by Tania van Schalkwyk
The mansion is white.
It has no clutter, but under-floor heating
and a wraparound view of the city.
To enter the mansion you need to either live there
or know someone who knows someone who does
live there. You have to ring the belle bell —
an art-deco-repro door handle with TV com
and wait to be buzzed in —
walk through the plaster-of-Paris lions
flanking the entrance. And then you are given access
to a sushi-laden minimalist very long wooden table.
You will be seated under a bourgeois chandelier,
entertained with noise masquerading as conversation.
You will sit, toes caressing the slick warm tiles
mind blinded as you inhale
and watch many people come and go —
but never remember their names.
You will recognize these faces around town, in shops and bars —
but never speak to each other again.
You have all come for the wide white open space
this mansion provides. The thought of having to close the emptiness
with plenty of meaningful communication alarms.
So you’ll argue over which CD to play loudly
and silence each other’s talk with.
you will take a tour of the mansion,
leave the kitchen, its built-in aquarium and ice-making frigidaire,
pass the bare lounge’s ubiquitous plasma screen,
walk and grope along large, serpentine walls —
look for a photo, used razor, scattered dirty washing,
opened library book, some sort of personal touch, anywhere.
On the walls? On mantelpieces? In the master bathroom? By the jacuzzi?
Maybe in the toilet bin? And you find nothing —
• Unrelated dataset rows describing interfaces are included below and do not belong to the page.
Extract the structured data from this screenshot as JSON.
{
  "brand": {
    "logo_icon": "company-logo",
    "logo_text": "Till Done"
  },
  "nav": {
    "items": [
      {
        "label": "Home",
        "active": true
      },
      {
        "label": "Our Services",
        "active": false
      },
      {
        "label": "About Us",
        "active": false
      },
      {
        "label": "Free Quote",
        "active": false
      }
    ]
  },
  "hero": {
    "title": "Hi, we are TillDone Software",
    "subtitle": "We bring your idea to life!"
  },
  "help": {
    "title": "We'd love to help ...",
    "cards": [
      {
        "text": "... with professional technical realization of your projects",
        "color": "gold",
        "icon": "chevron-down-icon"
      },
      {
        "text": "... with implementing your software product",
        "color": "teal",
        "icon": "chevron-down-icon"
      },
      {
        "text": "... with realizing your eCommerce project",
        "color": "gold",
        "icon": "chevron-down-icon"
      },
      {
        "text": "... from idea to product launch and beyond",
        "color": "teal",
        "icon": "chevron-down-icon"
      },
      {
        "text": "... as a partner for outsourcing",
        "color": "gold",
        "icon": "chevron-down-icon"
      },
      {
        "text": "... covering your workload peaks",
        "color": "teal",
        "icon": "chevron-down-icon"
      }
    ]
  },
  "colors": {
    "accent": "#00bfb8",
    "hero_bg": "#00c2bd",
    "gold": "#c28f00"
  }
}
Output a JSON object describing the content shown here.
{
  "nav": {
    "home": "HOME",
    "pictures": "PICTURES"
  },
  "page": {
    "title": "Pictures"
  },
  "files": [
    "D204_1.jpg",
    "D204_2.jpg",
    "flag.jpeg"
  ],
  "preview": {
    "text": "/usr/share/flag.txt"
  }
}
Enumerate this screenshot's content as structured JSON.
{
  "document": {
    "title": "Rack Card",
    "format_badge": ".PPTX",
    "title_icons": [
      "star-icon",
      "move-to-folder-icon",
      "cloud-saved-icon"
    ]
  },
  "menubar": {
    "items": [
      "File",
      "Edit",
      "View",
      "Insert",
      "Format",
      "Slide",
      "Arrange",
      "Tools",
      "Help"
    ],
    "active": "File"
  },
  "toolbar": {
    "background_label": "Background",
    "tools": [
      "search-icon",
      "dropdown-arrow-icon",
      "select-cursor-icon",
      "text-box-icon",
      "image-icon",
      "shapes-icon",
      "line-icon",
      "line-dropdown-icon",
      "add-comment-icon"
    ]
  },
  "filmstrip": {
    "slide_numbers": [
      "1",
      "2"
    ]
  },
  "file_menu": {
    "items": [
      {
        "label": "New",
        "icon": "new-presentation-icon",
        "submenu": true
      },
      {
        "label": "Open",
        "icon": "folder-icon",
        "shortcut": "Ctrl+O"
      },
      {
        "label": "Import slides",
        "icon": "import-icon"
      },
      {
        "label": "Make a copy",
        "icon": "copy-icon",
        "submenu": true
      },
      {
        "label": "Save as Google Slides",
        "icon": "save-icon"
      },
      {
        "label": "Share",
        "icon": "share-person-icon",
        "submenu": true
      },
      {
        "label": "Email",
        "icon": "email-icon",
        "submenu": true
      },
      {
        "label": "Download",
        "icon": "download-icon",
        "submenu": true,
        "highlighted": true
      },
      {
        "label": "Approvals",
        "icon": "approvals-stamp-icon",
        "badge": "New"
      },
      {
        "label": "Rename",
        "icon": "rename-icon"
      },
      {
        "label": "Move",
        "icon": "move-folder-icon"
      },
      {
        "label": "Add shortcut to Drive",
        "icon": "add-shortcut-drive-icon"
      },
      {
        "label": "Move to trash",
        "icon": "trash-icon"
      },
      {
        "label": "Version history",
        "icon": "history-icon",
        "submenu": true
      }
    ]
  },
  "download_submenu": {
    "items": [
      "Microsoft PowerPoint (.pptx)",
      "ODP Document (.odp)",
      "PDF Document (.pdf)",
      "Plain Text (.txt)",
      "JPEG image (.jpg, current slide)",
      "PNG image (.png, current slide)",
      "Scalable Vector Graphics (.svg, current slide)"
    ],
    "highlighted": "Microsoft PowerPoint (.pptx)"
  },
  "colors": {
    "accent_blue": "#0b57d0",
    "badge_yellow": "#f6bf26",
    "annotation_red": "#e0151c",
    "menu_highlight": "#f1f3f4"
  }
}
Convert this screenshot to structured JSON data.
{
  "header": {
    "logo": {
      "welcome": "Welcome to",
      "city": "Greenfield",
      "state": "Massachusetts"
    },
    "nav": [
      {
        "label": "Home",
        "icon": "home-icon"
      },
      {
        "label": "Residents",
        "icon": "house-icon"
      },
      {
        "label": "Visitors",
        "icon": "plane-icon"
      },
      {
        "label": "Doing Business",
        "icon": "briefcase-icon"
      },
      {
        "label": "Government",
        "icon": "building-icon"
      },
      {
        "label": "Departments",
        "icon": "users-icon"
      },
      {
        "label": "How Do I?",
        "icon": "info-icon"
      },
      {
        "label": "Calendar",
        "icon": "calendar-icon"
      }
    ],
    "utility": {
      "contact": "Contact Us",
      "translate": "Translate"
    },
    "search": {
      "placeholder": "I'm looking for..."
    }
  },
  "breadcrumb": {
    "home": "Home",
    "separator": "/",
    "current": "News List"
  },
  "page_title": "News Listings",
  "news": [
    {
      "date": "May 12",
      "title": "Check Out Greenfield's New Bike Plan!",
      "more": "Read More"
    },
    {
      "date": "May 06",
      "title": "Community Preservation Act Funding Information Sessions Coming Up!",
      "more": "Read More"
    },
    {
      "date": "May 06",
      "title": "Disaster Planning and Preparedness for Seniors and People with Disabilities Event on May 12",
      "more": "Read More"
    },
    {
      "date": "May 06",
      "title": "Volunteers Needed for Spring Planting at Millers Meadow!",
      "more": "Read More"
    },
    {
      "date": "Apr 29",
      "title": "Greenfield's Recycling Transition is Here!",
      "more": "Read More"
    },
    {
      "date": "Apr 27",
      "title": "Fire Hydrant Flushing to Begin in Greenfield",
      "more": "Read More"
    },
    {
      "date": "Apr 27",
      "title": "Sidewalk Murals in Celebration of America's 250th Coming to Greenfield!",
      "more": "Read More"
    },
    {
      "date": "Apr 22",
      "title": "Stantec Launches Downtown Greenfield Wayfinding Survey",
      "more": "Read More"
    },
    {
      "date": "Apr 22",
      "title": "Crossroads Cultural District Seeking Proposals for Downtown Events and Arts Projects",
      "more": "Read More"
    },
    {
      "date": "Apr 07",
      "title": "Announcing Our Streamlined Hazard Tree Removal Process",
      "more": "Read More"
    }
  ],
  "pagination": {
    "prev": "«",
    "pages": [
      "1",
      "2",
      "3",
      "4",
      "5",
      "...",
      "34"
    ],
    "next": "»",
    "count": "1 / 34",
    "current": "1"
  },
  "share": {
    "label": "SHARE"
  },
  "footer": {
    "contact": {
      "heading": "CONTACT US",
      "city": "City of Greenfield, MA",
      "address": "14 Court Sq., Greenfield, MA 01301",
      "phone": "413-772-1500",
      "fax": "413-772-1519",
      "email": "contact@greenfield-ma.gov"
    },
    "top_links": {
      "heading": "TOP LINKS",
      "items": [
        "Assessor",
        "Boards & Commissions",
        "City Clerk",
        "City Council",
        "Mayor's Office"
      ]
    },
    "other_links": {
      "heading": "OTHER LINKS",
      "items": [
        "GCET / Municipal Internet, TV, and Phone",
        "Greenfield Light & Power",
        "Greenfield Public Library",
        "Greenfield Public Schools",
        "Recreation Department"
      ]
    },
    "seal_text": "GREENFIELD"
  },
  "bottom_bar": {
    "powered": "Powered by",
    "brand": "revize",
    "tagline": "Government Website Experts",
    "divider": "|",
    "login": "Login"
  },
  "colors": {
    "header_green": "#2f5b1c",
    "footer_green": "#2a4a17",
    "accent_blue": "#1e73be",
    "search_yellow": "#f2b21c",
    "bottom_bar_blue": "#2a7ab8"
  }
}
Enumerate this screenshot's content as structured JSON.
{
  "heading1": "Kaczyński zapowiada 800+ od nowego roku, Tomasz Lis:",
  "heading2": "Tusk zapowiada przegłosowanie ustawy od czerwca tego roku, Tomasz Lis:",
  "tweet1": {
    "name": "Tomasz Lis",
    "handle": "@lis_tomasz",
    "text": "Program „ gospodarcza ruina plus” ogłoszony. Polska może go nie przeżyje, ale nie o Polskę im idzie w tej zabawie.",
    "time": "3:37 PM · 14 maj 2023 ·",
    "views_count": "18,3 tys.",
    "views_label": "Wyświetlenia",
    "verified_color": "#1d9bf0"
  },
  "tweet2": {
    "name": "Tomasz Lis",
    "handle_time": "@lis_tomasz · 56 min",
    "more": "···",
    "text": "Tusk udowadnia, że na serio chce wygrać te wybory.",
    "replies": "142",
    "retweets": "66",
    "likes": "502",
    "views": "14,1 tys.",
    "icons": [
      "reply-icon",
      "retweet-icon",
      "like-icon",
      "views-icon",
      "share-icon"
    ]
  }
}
but a rolled-up note with which to powder your nose,
so that you too can accessorise
the mansion and its abundance of emptiness.